Friday, August 24, 2012

Colonnes de Buren - une étude en noir et blanc



Les Deux Plateaux

more commonly known as Colonnes de Buren
(Buren Columns)

Since their installation in 1986 in the Coeur d'Honneur of the Palais Royal, they have been a source of controversy.  Made of steel, concrete, marble, stone, and aluminum their presence invites playful children of all ages... and photographers.  The angles and points of view are limitless, with or without a human subject.

When the lines begin to run together,
then it is time for rest, play and a good weekend.


 

Les Deux Plateaux
Buren Columns, La Coeur d'Honneur
Palais-Royal
75001, Paris

25 comments:

Sylvia K said...

Ah, I suspect that I know who one of those playful children is!! And it does look as though she had a great time!! Hope you've had a good week and that you have a lovely weekend, Genie!

Hugs
Sylvia

Randy said...

Very cool.

Rob Mandy said...

I was living in Paris when they put them up, and I remember it was meant to be a temporary exhibition... Never really liked them.

Vreni said...

When I saw them for the first time (in 1986) I didn´t like them, but in the meantime I got used to them and I kind of like them, they are really a good photo subject.

Merisi said...

Interesting public art!

WeekendAbstrait said...

Magnifiques ces colonnes de BUREN, très belle photo!
bonne journée Genie

Pet said...

I believe that it is always nice to have an opportunity to play. So I am for it!

Peter Olson said...
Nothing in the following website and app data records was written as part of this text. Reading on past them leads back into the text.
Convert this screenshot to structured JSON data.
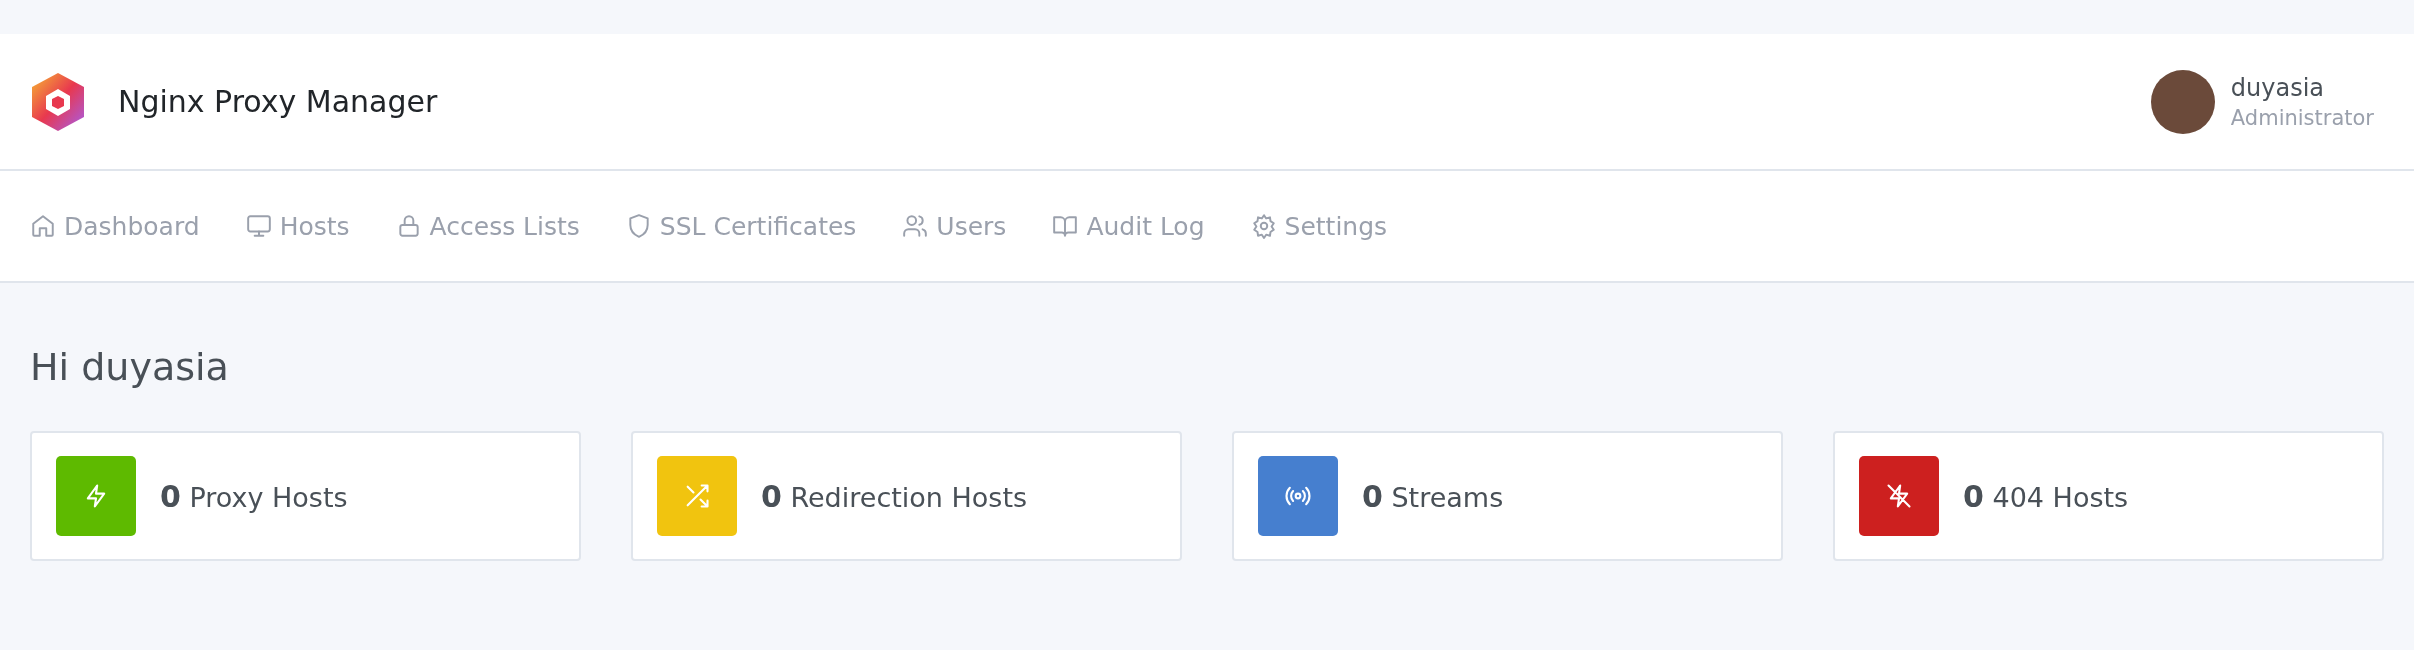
{
  "header": {
    "app_name": "Nginx Proxy Manager",
    "user": {
      "name": "duyasia",
      "role": "Administrator"
    }
  },
  "nav": [
    {
      "label": "Dashboard",
      "kind": "home"
    },
    {
      "label": "Hosts",
      "kind": "monitor"
    },
    {
      "label": "Access Lists",
      "kind": "lock"
    },
    {
      "label": "SSL Certificates",
      "kind": "shield"
    },
    {
      "label": "Users",
      "kind": "users"
    },
    {
      "label": "Audit Log",
      "kind": "book"
    },
    {
      "label": "Settings",
      "kind": "gear"
    }
  ],
  "greeting": "Hi duyasia",
  "stats": [
    {
      "count": "0",
      "label": "Proxy Hosts",
      "kind": "bolt",
      "color": "#5eba00"
    },
    {
      "count": "0",
      "label": "Redirection Hosts",
      "kind": "shuffle",
      "color": "#f1c40f"
    },
    {
      "count": "0",
      "label": "Streams",
      "kind": "radio",
      "color": "#467fcf"
    },
    {
      "count": "0",
      "label": "404 Hosts",
      "kind": "bolt-off",
      "color": "#cd201f"
    }
  ]
}
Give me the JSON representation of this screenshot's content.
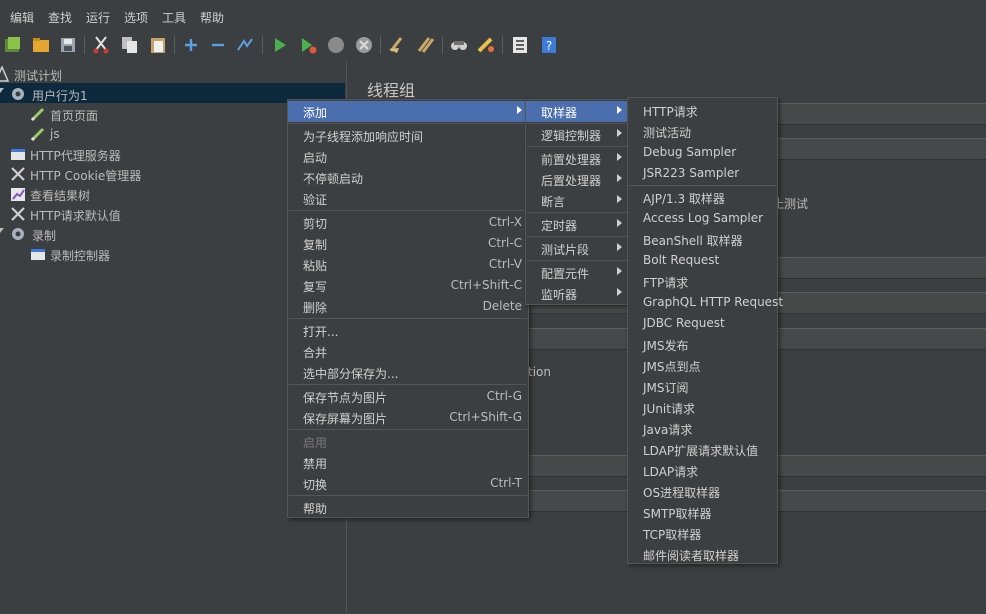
{
  "menubar": {
    "items": [
      "编辑",
      "查找",
      "运行",
      "选项",
      "工具",
      "帮助"
    ]
  },
  "toolbar": {
    "buttons": [
      "templates-icon",
      "open-icon",
      "save-icon",
      "cut-icon",
      "copy-icon",
      "paste-icon",
      "expand-icon",
      "collapse-icon",
      "toggle-icon",
      "start-icon",
      "start-no-pause-icon",
      "stop-icon",
      "shutdown-icon",
      "clear-icon",
      "clear-all-icon",
      "search-icon",
      "reset-search-icon",
      "function-helper-icon",
      "help-icon"
    ]
  },
  "tree": {
    "nodes": [
      {
        "label": "测试计划",
        "icon": "test-plan-icon"
      },
      {
        "label": "用户行为1",
        "icon": "thread-group-icon"
      },
      {
        "label": "首页页面",
        "icon": "sampler-icon"
      },
      {
        "label": "js",
        "icon": "sampler-icon"
      },
      {
        "label": "HTTP代理服务器",
        "icon": "proxy-icon"
      },
      {
        "label": "HTTP Cookie管理器",
        "icon": "config-icon"
      },
      {
        "label": "查看结果树",
        "icon": "listener-icon"
      },
      {
        "label": "HTTP请求默认值",
        "icon": "config-icon"
      },
      {
        "label": "录制",
        "icon": "thread-group-icon"
      },
      {
        "label": "录制控制器",
        "icon": "controller-icon"
      }
    ]
  },
  "panel": {
    "title": "线程组",
    "partial_stop": "止测试",
    "partial_action": "tion"
  },
  "context_menu": {
    "items": [
      {
        "label": "添加",
        "accel": "",
        "submenu": true
      },
      {
        "label": "为子线程添加响应时间",
        "accel": ""
      },
      {
        "label": "启动",
        "accel": ""
      },
      {
        "label": "不停顿启动",
        "accel": ""
      },
      {
        "label": "验证",
        "accel": ""
      },
      {
        "label": "剪切",
        "accel": "Ctrl-X"
      },
      {
        "label": "复制",
        "accel": "Ctrl-C"
      },
      {
        "label": "粘贴",
        "accel": "Ctrl-V"
      },
      {
        "label": "复写",
        "accel": "Ctrl+Shift-C"
      },
      {
        "label": "删除",
        "accel": "Delete"
      },
      {
        "label": "打开...",
        "accel": ""
      },
      {
        "label": "合并",
        "accel": ""
      },
      {
        "label": "选中部分保存为...",
        "accel": ""
      },
      {
        "label": "保存节点为图片",
        "accel": "Ctrl-G"
      },
      {
        "label": "保存屏幕为图片",
        "accel": "Ctrl+Shift-G"
      },
      {
        "label": "启用",
        "accel": "",
        "disabled": true
      },
      {
        "label": "禁用",
        "accel": ""
      },
      {
        "label": "切换",
        "accel": "Ctrl-T"
      },
      {
        "label": "帮助",
        "accel": ""
      }
    ]
  },
  "add_submenu": {
    "items": [
      "取样器",
      "逻辑控制器",
      "前置处理器",
      "后置处理器",
      "断言",
      "定时器",
      "测试片段",
      "配置元件",
      "监听器"
    ]
  },
  "sampler_submenu": {
    "items": [
      "HTTP请求",
      "测试活动",
      "Debug Sampler",
      "JSR223 Sampler",
      "AJP/1.3 取样器",
      "Access Log Sampler",
      "BeanShell 取样器",
      "Bolt Request",
      "FTP请求",
      "GraphQL HTTP Request",
      "JDBC Request",
      "JMS发布",
      "JMS点到点",
      "JMS订阅",
      "JUnit请求",
      "Java请求",
      "LDAP扩展请求默认值",
      "LDAP请求",
      "OS进程取样器",
      "SMTP取样器",
      "TCP取样器",
      "邮件阅读者取样器"
    ]
  },
  "colors": {
    "background": "#3c3f41",
    "selection": "#4b6eaf",
    "tree_selection": "#0d293e"
  }
}
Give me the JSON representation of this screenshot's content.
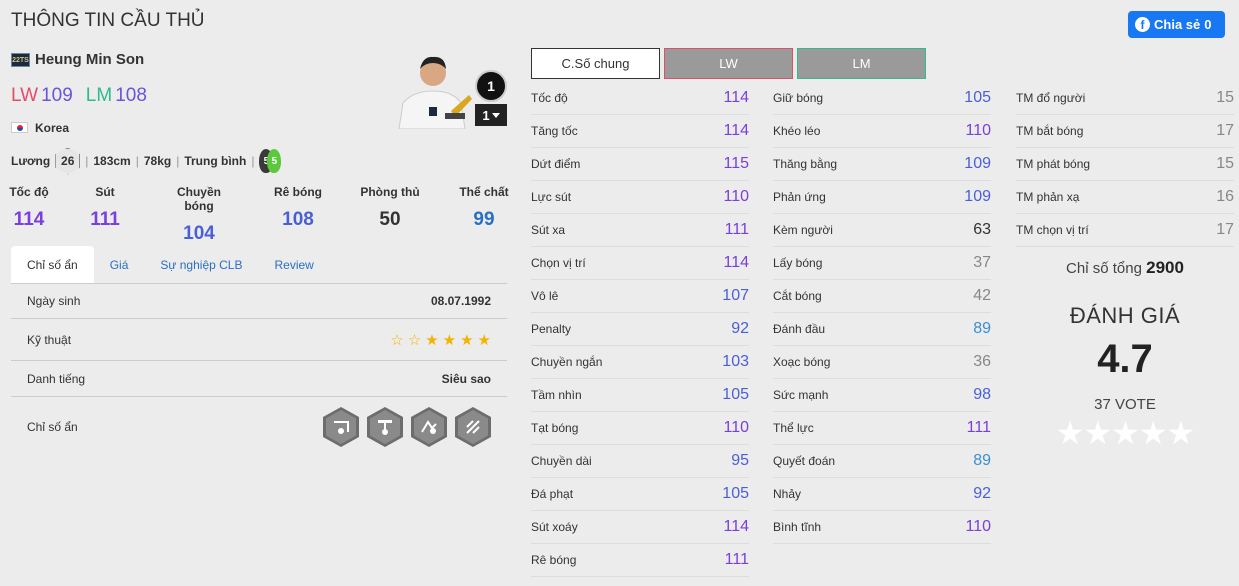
{
  "header": {
    "title": "THÔNG TIN CẦU THỦ",
    "share_label": "Chia sẻ",
    "share_count": "0"
  },
  "player": {
    "season": "22TS",
    "name": "Heung Min Son",
    "positions": [
      {
        "pos": "LW",
        "val": "109"
      },
      {
        "pos": "LM",
        "val": "108"
      }
    ],
    "nation": "Korea",
    "salary_label": "Lương",
    "salary": "26",
    "height": "183cm",
    "weight": "78kg",
    "body": "Trung bình",
    "left_foot": "5",
    "right_foot": "5",
    "ovr_badge": "1",
    "level": "1"
  },
  "main_stats": [
    {
      "label": "Tốc độ",
      "value": "114",
      "color": "#7a3fdc"
    },
    {
      "label": "Sút",
      "value": "111",
      "color": "#7a3fdc"
    },
    {
      "label": "Chuyền bóng",
      "value": "104",
      "color": "#4a5fd6"
    },
    {
      "label": "Rê bóng",
      "value": "108",
      "color": "#4a5fd6"
    },
    {
      "label": "Phòng thủ",
      "value": "50",
      "color": "#333333"
    },
    {
      "label": "Thể chất",
      "value": "99",
      "color": "#2a6fc4"
    }
  ],
  "tabs": [
    "Chỉ số ẩn",
    "Giá",
    "Sự nghiệp CLB",
    "Review"
  ],
  "details": {
    "birth_label": "Ngày sinh",
    "birth": "08.07.1992",
    "skill_label": "Kỹ thuật",
    "skill_stars": 4,
    "rep_label": "Danh tiếng",
    "rep": "Siêu sao",
    "hidden_label": "Chỉ số ẩn",
    "trait_icons": [
      "long-shot-taker-icon",
      "power-header-icon",
      "finesse-shot-icon",
      "speed-dribbler-icon"
    ]
  },
  "position_tabs": [
    "C.Số chung",
    "LW",
    "LM"
  ],
  "stats_col1": [
    {
      "name": "Tốc độ",
      "val": "114",
      "color": "#7a3fdc"
    },
    {
      "name": "Tăng tốc",
      "val": "114",
      "color": "#7a3fdc"
    },
    {
      "name": "Dứt điểm",
      "val": "115",
      "color": "#7a3fdc"
    },
    {
      "name": "Lực sút",
      "val": "110",
      "color": "#7a3fdc"
    },
    {
      "name": "Sút xa",
      "val": "111",
      "color": "#7a3fdc"
    },
    {
      "name": "Chọn vị trí",
      "val": "114",
      "color": "#7a3fdc"
    },
    {
      "name": "Vô lê",
      "val": "107",
      "color": "#4a5fd6"
    },
    {
      "name": "Penalty",
      "val": "92",
      "color": "#4a5fd6"
    },
    {
      "name": "Chuyền ngắn",
      "val": "103",
      "color": "#4a5fd6"
    },
    {
      "name": "Tầm nhìn",
      "val": "105",
      "color": "#4a5fd6"
    },
    {
      "name": "Tạt bóng",
      "val": "110",
      "color": "#7a3fdc"
    },
    {
      "name": "Chuyền dài",
      "val": "95",
      "color": "#4a5fd6"
    },
    {
      "name": "Đá phạt",
      "val": "105",
      "color": "#4a5fd6"
    },
    {
      "name": "Sút xoáy",
      "val": "114",
      "color": "#7a3fdc"
    },
    {
      "name": "Rê bóng",
      "val": "111",
      "color": "#7a3fdc"
    }
  ],
  "stats_col2": [
    {
      "name": "Giữ bóng",
      "val": "105",
      "color": "#4a5fd6"
    },
    {
      "name": "Khéo léo",
      "val": "110",
      "color": "#7a3fdc"
    },
    {
      "name": "Thăng bằng",
      "val": "109",
      "color": "#4a5fd6"
    },
    {
      "name": "Phản ứng",
      "val": "109",
      "color": "#4a5fd6"
    },
    {
      "name": "Kèm người",
      "val": "63",
      "color": "#333333"
    },
    {
      "name": "Lấy bóng",
      "val": "37",
      "color": "#888888"
    },
    {
      "name": "Cắt bóng",
      "val": "42",
      "color": "#888888"
    },
    {
      "name": "Đánh đầu",
      "val": "89",
      "color": "#3a8fd0"
    },
    {
      "name": "Xoạc bóng",
      "val": "36",
      "color": "#888888"
    },
    {
      "name": "Sức mạnh",
      "val": "98",
      "color": "#4a5fd6"
    },
    {
      "name": "Thể lực",
      "val": "111",
      "color": "#7a3fdc"
    },
    {
      "name": "Quyết đoán",
      "val": "89",
      "color": "#3a8fd0"
    },
    {
      "name": "Nhảy",
      "val": "92",
      "color": "#4a5fd6"
    },
    {
      "name": "Bình tĩnh",
      "val": "110",
      "color": "#7a3fdc"
    }
  ],
  "stats_col3": [
    {
      "name": "TM đổ người",
      "val": "15",
      "color": "#888888"
    },
    {
      "name": "TM bắt bóng",
      "val": "17",
      "color": "#888888"
    },
    {
      "name": "TM phát bóng",
      "val": "15",
      "color": "#888888"
    },
    {
      "name": "TM phản xạ",
      "val": "16",
      "color": "#888888"
    },
    {
      "name": "TM chọn vị trí",
      "val": "17",
      "color": "#888888"
    }
  ],
  "summary": {
    "total_label": "Chỉ số tổng",
    "total": "2900",
    "rating_title": "ĐÁNH GIÁ",
    "rating": "4.7",
    "votes": "37 VOTE",
    "stars": "★★★★★"
  }
}
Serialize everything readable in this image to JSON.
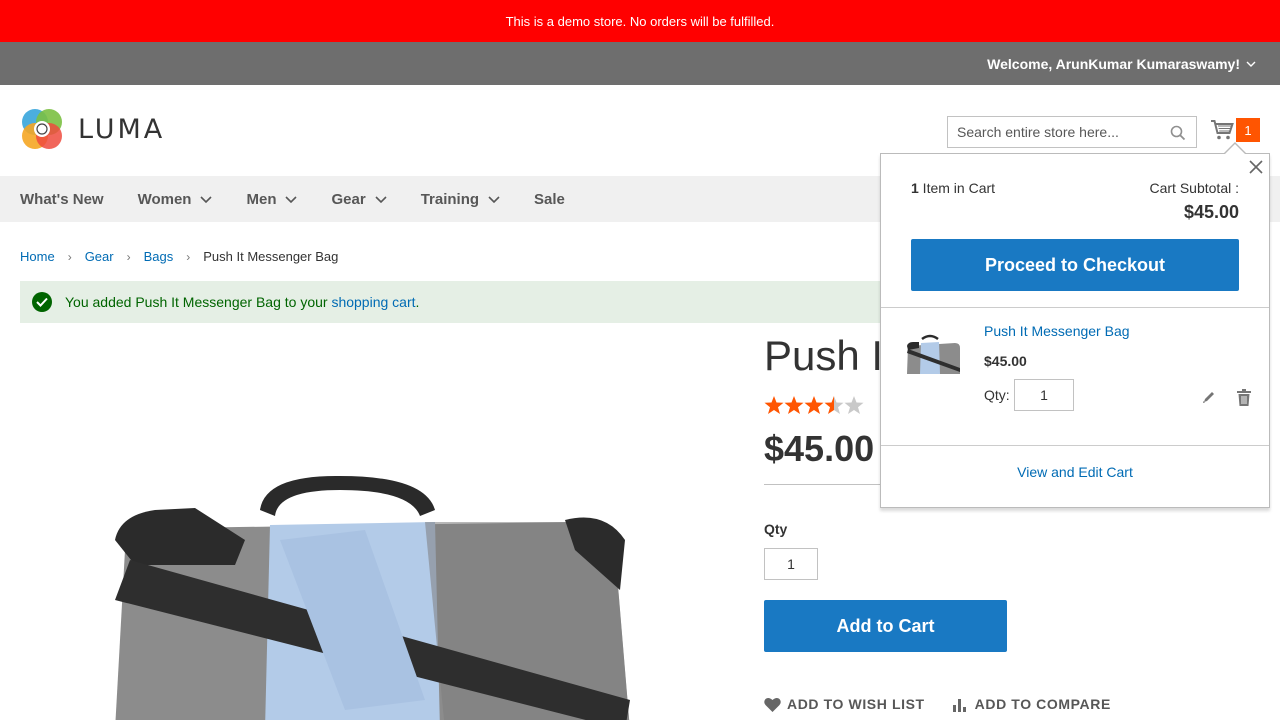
{
  "demo_notice": "This is a demo store. No orders will be fulfilled.",
  "header": {
    "welcome": "Welcome, ArunKumar Kumaraswamy!",
    "logo_text": "LUMA",
    "search_placeholder": "Search entire store here...",
    "cart_count": "1"
  },
  "nav": {
    "items": [
      {
        "label": "What's New"
      },
      {
        "label": "Women"
      },
      {
        "label": "Men"
      },
      {
        "label": "Gear"
      },
      {
        "label": "Training"
      },
      {
        "label": "Sale"
      }
    ]
  },
  "breadcrumbs": [
    "Home",
    "Gear",
    "Bags",
    "Push It Messenger Bag"
  ],
  "message": {
    "text": "You added Push It Messenger Bag to your ",
    "link": "shopping cart",
    "end": "."
  },
  "product": {
    "title": "Push It Messenger Bag",
    "title_visible": "Push It",
    "rating_stars": 3.5,
    "rating_max": 5,
    "price": "$45.00",
    "qty_label": "Qty",
    "qty_value": "1",
    "add_to_cart": "Add to Cart",
    "wish_list": "ADD TO WISH LIST",
    "compare": "ADD TO COMPARE"
  },
  "minicart": {
    "count": "1",
    "count_label": " Item in Cart",
    "subtotal_label": "Cart Subtotal :",
    "subtotal": "$45.00",
    "checkout": "Proceed to Checkout",
    "item_name": "Push It Messenger Bag",
    "item_price": "$45.00",
    "qty_label": "Qty:",
    "qty_value": "1",
    "view_edit": "View and Edit Cart"
  },
  "colors": {
    "demo_bar": "#ff0000",
    "panel_bar": "#6e6e6e",
    "primary_button": "#1979c3",
    "link": "#006bb4",
    "counter": "#ff5501",
    "star": "#ff5501",
    "success_bg": "#e5efe5"
  }
}
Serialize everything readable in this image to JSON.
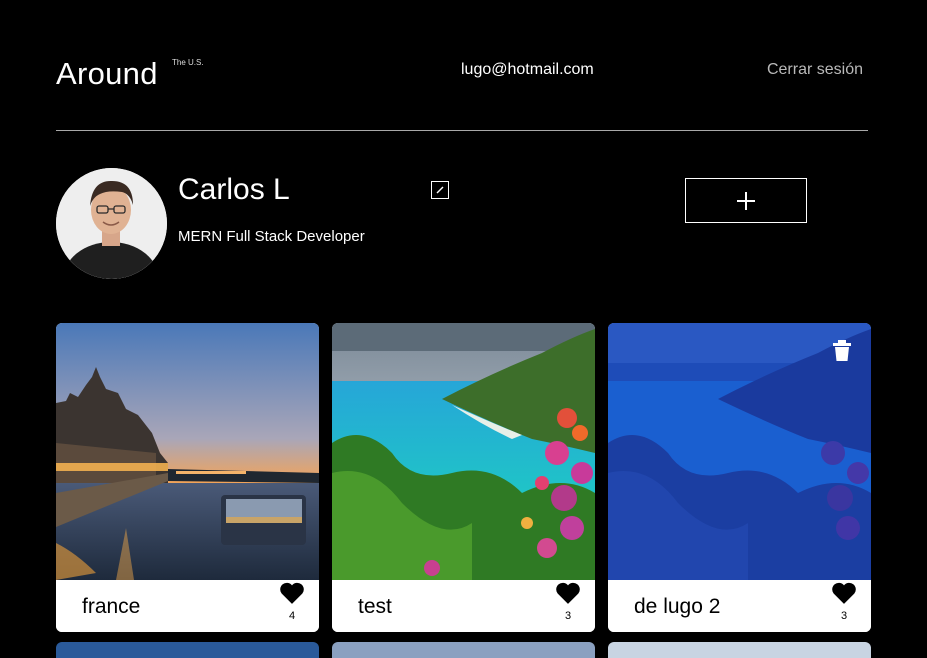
{
  "header": {
    "logo": "Around",
    "logo_sup": "The U.S.",
    "email": "lugo@hotmail.com",
    "logout": "Cerrar sesión"
  },
  "profile": {
    "name": "Carlos L",
    "role": "MERN Full Stack Developer",
    "edit_icon": "pencil-icon",
    "add_icon": "plus-icon"
  },
  "cards": [
    {
      "title": "france",
      "likes": "4",
      "liked": true
    },
    {
      "title": "test",
      "likes": "3",
      "liked": true
    },
    {
      "title": "de lugo 2",
      "likes": "3",
      "liked": true,
      "deletable": true
    }
  ],
  "colors": {
    "background": "#000000",
    "card": "#ffffff",
    "divider": "#a9a9a9",
    "muted_text": "#b9b9b9"
  }
}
Thanks for the link to the "red coat"! :-)

Shell Sherree said...

Whenever I see these, I get a craving for mint humbugs! This is a lovely capture, Genie.

This is Belgium said...

I think the read coat picture shows which side of the controversy the player is on !
delightful
anni

Cezar and Léia said...

wonderful picture indeed!
Have a nice weekend!
Léia

Roses, Lace and Brocante said...

I love everything about Paris - well almost, but not this....
Avante garde just isn't me!!!

Just give me the macarons in your previous post, dear Genie - Perfect!!

Enjoy your weekend darling
xox
Shane

Virginia said...

And what's below is a fascination for many as well!
V

Kristie Franklin said...

I love this! I can just imagine kids playing in and around these poles. :)

Have a wonderful weekend Genie!

'Tsuki said...

Mais c'est encore debout, ce truc ?! C'est une des sculptures les plus dangereuse au monde : beaucoup de gens se prennent les pieds dans les colonnes les plus basses, et la ville ne compte plus les procès à ce sujet...

Stan said...

I am not surprised that this site attracts photogs -- what fun it must have been lining up shots.

orvokki said...

wauu.. your camera has been in a good place. :)
Hugs.

Maria said...

Must be nice for children to play there, nice picture, also 'the lady in red',
nice weekend

Bibi said...

I don't like these, but you managed to make them look good!

James said...

Nice shot! They seemed so out of place when I first saw them now they seem like they belong there.

Alexa said...

I'm still on the fence about these, but they do make for a good photo op—as you've just proven twice! Bon weekend, Genie!

Joe said...

A very striking art installation. Looks like the Mad Hatter should appear any moment.

Genie -- Paris and Beyond said...

Having never seen this historical courtyard without the art installation, my reaction is muted by acceptance of "what is."

However, my love of architecture and history tells me that I would have been furious at the initial installation of this two-level public art. The public work was finished in 1986 at a cost of 1 million Euros. Buren railed against the disrepair of his work in 2007. The repairs were started in 2008 and were completed almost two years later at a cost of........ 5.8 million Euros!!

There is much written about the controversy of the initial installation and even more about the exorbitant cost of renovations. Either read it in French or use the translator as you will find plenty of juicy material in the French commentary.

It does make a nice instrument for the photographer, a playground for children and tourists, and for a grown up girl in a red coat.

Bises,
Genie

PerthDailyPhoto said...

I have to say the French do like to stir up a bit of controversy with their art by mixing the very modern with the traditional, most of the time I think it keeps things interesting. I love the red coat image Genie, works so well with a beautiful young lady in the mix oui!

Sketchbook Wandering said...

I remember being SO fascinated with these columns! You sure did capture them at their finest!